Monday, May 2, 2011

Indian Leaders Decry "racist" comment, SILENT of Civil Rights Abuses by Tribes

Indian Country Today has an article up about Tribal leaders up in arms over a perceived "racial" comment by a Maine Commissioner, yet stand silent to civil and human rights abuses by Tribes such as:  Redding, Pechanga, Picayune, Enterprise, Guidiville among others.

Indian country leaders reacted swiftly to the latest outbreak of “the language of savagery”—racist and offensive remarks made by prominent people. This time it occurred in Maine.

Philip Congdon, Maine’s commissioner of the Department of Economic and Community Development, resigned suddenly on April 27 after allegations surfaced that he made offensive and racist statements at a Chamber of Commerce awards banquet in Caribou in Aroostook County, Maine Public Broadcasting Network (MPBN) reported. He blamed problems among youth on “bad parents,” education and economic declines on educating African-Americans, and said those who want economic opportunities should “get off the reservation.”

Stand UP..... Leaders, call out those nations that practice Apartheid and abuse their people...


Anonymous said...


creeper said...

Indian Country Today should have posted... "if you want to read the truth read in the Original Pechanga blog".

snoqualmie9 said...

A very good reason why the Indian Civil Rights Act needs to be amended - this is a direct quote from a court case in our tribal court, the Snoqualmie Tribal Court released May 1, 2011....Page 70 of the transcript (They are talking about a resolution the Snoqualmie Tribal council passed that bars tribal members from taking any civil action to the tribal court - we cannot take election disputes, membership disputes or any other "political dispute" to the tribal court..........). I have xxx'd out the tribal members names for their privacy - otherwise this is a direct quote from the court case.
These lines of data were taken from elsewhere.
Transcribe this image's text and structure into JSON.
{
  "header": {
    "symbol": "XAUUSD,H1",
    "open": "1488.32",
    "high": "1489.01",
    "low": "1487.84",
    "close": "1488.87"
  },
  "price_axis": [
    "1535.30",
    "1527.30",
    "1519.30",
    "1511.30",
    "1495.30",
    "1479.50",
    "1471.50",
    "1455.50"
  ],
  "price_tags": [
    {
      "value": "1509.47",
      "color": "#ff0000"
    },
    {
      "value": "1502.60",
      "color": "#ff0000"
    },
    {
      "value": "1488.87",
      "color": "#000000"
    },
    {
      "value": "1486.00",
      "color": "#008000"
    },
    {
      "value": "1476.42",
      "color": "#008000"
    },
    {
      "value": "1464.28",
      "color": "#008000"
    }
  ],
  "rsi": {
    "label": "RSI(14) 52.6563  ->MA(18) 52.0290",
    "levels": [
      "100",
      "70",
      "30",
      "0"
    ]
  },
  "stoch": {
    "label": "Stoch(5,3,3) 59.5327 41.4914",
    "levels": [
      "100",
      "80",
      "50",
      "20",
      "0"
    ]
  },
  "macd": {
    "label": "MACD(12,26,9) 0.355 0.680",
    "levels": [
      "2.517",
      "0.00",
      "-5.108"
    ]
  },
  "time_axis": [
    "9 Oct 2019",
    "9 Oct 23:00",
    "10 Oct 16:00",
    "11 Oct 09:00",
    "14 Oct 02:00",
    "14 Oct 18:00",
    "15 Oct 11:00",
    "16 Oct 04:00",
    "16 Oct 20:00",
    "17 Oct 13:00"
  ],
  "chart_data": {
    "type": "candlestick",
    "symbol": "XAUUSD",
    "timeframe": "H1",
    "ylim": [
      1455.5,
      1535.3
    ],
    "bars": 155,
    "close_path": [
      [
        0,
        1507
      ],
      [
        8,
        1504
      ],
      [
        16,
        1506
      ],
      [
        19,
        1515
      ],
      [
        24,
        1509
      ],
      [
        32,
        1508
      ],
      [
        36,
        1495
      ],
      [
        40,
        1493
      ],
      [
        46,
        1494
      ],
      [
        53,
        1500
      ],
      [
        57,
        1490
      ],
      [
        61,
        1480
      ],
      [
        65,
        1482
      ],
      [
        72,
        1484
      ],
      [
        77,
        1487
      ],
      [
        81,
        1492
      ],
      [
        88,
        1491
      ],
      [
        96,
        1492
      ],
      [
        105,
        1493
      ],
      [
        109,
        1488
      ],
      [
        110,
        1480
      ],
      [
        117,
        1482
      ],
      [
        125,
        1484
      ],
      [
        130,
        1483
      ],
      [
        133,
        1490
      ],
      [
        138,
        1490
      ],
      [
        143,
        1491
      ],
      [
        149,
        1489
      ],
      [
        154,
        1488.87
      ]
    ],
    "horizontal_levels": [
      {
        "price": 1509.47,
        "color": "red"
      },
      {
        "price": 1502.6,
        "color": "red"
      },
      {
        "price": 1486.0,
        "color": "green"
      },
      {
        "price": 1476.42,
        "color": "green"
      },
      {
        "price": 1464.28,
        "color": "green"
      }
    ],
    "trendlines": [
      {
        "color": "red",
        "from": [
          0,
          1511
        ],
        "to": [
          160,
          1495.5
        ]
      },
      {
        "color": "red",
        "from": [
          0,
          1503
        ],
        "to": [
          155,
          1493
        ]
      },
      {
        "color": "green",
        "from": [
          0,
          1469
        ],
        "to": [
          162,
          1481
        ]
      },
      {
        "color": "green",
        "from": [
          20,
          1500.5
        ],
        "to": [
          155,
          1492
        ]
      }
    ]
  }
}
MS. JUAREZ: "Your Honor, this is Debora Juarez again. And that resolution is in the record, dated November 13, '10, a general membership resolution, 02-2010, and that's in connection with a tribal court, a tribal council resolution. Just let me finish, because it's very important. When we had filed our habeas corpus brief in federal court in November (2010), obviously Judge Jones felt it was premature, and we had to go back and exhaust tribal remedies. In the interim, tribal council passed a resolution, which I know of no state, federal or tribe has ever done, that nobody can bring any civil matter against the tribal council, or tribal elected officials or officers. So the reason why this is important is because if that is the case, then the xxxxxxxx on the civil matter can't go back to work, they have nothing, they have no recourse. And we are going to use this as evidence that we have exhausted tribal remedies and we can go back to federal court and legitimately share with Judge Jones that the tribe, after not liking the ruling, passed two resolutions that has barred their own citizens from challenging or exercising their constitutional rights against their own elected government. And that, Your Honor, has never been done in any tribe, any federal, in any state court. It's certainly done in some other undemocratic countries, but not here in the United States...."